It’s 1869 at the bottom of the world the British Army has gone and left Māori and Pākehā to fight it out. The Māori kurī, like its master, an inferior, ugly, savage animal not to be given an inch… or a bone.
Tāiki and Kurītea Kenning are brothers with the same dream—peace and security for their home of Te Miti. Being on opposing sides of the war, they have very different ideas on how to achieve it however.
Tāiki and his new wife Hannah-May are ready to start a family at the Te Miti homestead. Compelled to act as scout for the British Constabulary to keep their home safe, Tāiki must fight the battle of smiles and pleasantries in Wellington with those who covet every blade of grass on his land.
Hannah-May is torn between her Māori husband and her English father, William Beamish—a man of Government and progress who has committed many wrongs in the name of Queen and Country.
Kurītea has joined the notorious and fierce fighter Titokowaru in Taranaki, to fight off the ruthless landeaters.

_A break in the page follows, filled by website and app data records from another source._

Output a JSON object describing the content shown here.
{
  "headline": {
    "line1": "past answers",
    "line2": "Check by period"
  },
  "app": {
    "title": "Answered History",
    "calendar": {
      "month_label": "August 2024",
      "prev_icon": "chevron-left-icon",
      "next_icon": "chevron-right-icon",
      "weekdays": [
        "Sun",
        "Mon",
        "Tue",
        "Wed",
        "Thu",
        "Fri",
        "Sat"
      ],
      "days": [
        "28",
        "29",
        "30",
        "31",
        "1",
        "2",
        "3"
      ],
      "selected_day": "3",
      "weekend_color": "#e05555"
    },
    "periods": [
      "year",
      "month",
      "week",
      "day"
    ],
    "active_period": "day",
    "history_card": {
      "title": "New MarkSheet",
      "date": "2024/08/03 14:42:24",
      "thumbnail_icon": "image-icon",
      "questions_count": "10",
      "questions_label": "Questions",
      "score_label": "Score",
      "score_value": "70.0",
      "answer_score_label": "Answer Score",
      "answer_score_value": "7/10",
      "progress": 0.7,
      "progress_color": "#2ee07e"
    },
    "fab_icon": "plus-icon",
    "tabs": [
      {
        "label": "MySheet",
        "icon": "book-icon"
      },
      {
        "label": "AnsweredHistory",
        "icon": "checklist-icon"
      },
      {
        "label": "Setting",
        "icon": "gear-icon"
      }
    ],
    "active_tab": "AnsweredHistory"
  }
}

Warned by the words of a matakite, he returns to the homestead with a pack of strange dogs, to save his brother and his home.

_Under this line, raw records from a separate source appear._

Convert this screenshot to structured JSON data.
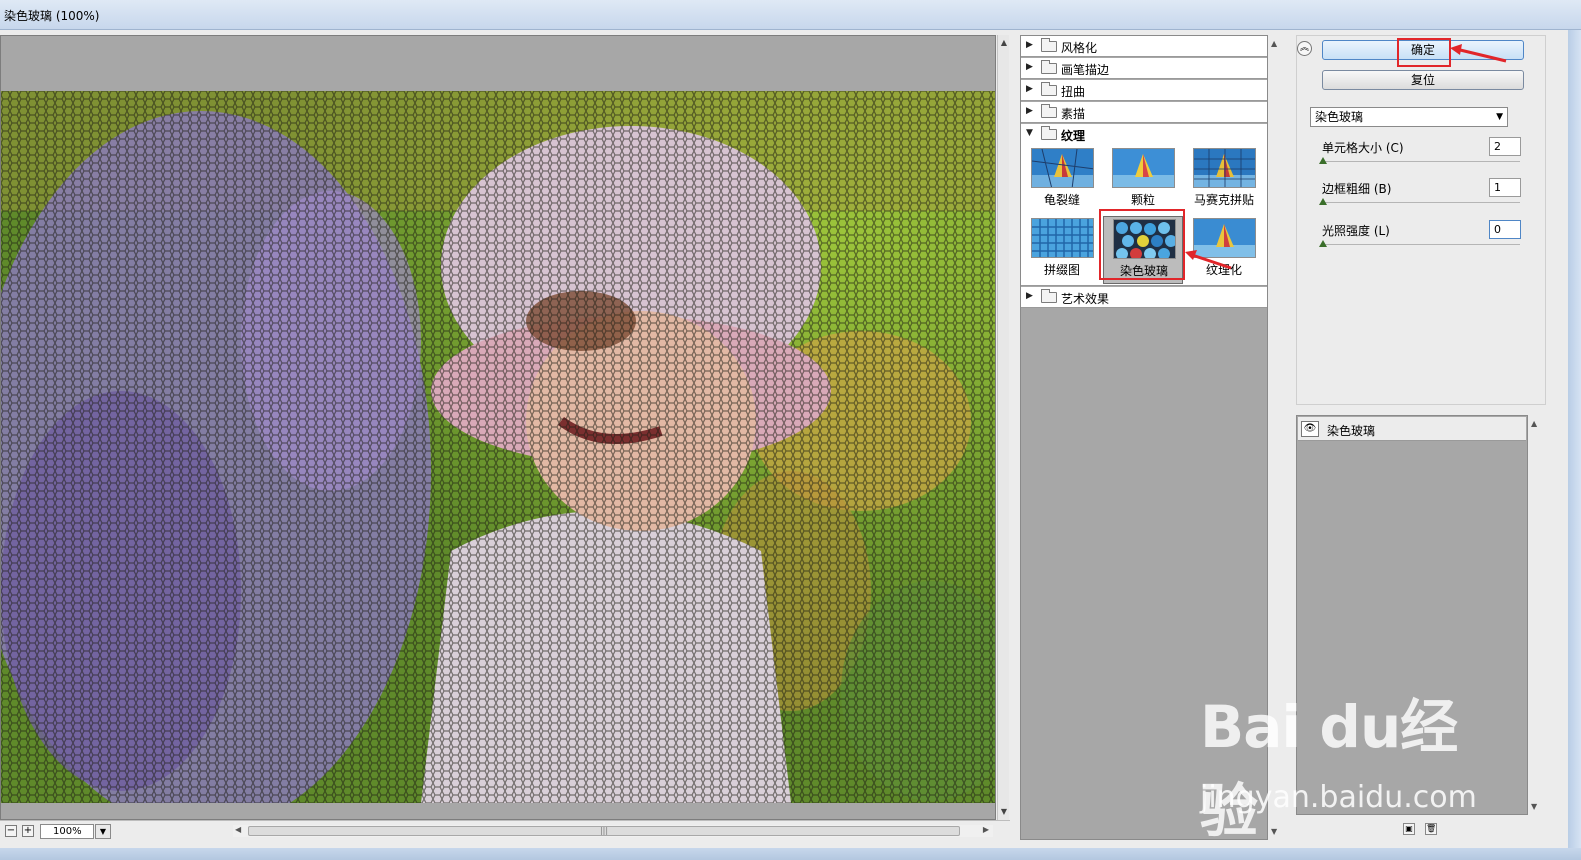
{
  "window": {
    "title": "染色玻璃 (100%)"
  },
  "preview": {
    "zoom": "100%",
    "zoom_out": "−",
    "zoom_in": "+"
  },
  "gallery": {
    "categories": [
      {
        "label": "风格化",
        "expanded": false
      },
      {
        "label": "画笔描边",
        "expanded": false
      },
      {
        "label": "扭曲",
        "expanded": false
      },
      {
        "label": "素描",
        "expanded": false
      },
      {
        "label": "纹理",
        "expanded": true
      },
      {
        "label": "艺术效果",
        "expanded": false
      }
    ],
    "texture_filters": [
      {
        "label": "龟裂缝",
        "selected": false
      },
      {
        "label": "颗粒",
        "selected": false
      },
      {
        "label": "马赛克拼贴",
        "selected": false
      },
      {
        "label": "拼缀图",
        "selected": false
      },
      {
        "label": "染色玻璃",
        "selected": true
      },
      {
        "label": "纹理化",
        "selected": false
      }
    ]
  },
  "actions": {
    "ok": "确定",
    "reset": "复位"
  },
  "filter_select": {
    "selected": "染色玻璃"
  },
  "params": [
    {
      "label": "单元格大小 (C)",
      "value": "2",
      "fraction": 0.0
    },
    {
      "label": "边框粗细 (B)",
      "value": "1",
      "fraction": 0.0
    },
    {
      "label": "光照强度 (L)",
      "value": "0",
      "fraction": 0.0
    }
  ],
  "layers": [
    {
      "label": "染色玻璃",
      "visible": true
    }
  ],
  "watermark": {
    "logo": "Bai du经验",
    "url": "jingyan.baidu.com"
  },
  "colors": {
    "highlight": "#e1262a",
    "ok_button": "#c8e0f6",
    "panel": "#a7a7a7"
  }
}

As the wolves close in on them, the Kenning family must decide where their loyalties lie. In war there must be winners and losers, and someone left to write the history books.